But, says Kelly, the Law destroys the guilty hand as if wielding a sword, as well as the one against whom it is aimed. Yet, it is a two-edged sword in its character when the Anointed One speaks. And in this case, her accusers were forced to feel its keenness in their efforts to condemn this embarrassed adulteress.
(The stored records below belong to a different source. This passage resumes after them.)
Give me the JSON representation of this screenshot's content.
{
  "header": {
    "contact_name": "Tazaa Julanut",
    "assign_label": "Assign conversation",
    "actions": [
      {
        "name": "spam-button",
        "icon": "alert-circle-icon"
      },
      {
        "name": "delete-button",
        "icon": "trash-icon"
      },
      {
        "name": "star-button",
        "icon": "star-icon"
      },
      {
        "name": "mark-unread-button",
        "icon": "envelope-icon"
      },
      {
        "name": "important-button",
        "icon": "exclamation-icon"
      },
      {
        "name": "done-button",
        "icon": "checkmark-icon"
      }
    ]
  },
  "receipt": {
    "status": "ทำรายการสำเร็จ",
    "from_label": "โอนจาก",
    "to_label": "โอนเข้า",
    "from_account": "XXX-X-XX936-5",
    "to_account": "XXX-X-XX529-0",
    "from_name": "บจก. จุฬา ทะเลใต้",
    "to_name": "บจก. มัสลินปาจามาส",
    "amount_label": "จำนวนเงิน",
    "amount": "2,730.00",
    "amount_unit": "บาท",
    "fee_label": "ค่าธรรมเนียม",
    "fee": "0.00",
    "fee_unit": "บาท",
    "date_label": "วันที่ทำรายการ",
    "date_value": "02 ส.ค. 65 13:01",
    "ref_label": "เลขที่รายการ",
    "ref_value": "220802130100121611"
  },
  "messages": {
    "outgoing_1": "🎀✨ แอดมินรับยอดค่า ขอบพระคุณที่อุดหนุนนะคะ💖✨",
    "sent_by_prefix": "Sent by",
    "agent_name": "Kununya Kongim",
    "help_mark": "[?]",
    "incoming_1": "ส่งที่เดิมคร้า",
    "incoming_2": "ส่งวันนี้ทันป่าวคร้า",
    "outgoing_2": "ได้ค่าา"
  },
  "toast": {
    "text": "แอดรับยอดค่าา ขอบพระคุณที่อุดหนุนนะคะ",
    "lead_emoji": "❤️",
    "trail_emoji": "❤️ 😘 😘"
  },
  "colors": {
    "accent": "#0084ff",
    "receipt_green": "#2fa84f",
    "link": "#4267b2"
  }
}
It was not her, but they who drew back in absolute confusion from the presence of the Anointed One. But mark this, notes Kelly, Jesus was not using the Law. He was showing the weakness of the Law by the divine light within Him. In doing so, He completely exposes the folly and sin of their misuse of Law. He showed that one without sin could alone righteously throw the first stone.
 Charles H. Spurgeon: Exposition of Galatians, op. cit., loc. cit.
 George G. Findlay: On Galatians, op. cit., pp. 299-300
 George Barker Stevens: Exposition of Galatians, op. cit., p. 198
 Don Garlington: On Galatians, op. cit., p. 139
 Cf. KJV, RSV, NEB, NIV.
 Ronald Y. K. Fung: On Galatians, op. cit., p. 215
 Platt, David; Merida, Tony: Exalting Jesus in Galatians, op. cit., p. 96
 John Edmunds: On Galatians, op. cit., p. 71
 Galatians 3:25
 James P. Lange: On Galatians, op. cit., p. 129
 Philip Schaff: On Galatians, op. cit., p. 341
 1 Peter 5:8
 Hovey, Alvah: On Galatians, op. cit., pp. 63–64
 John 8:32-36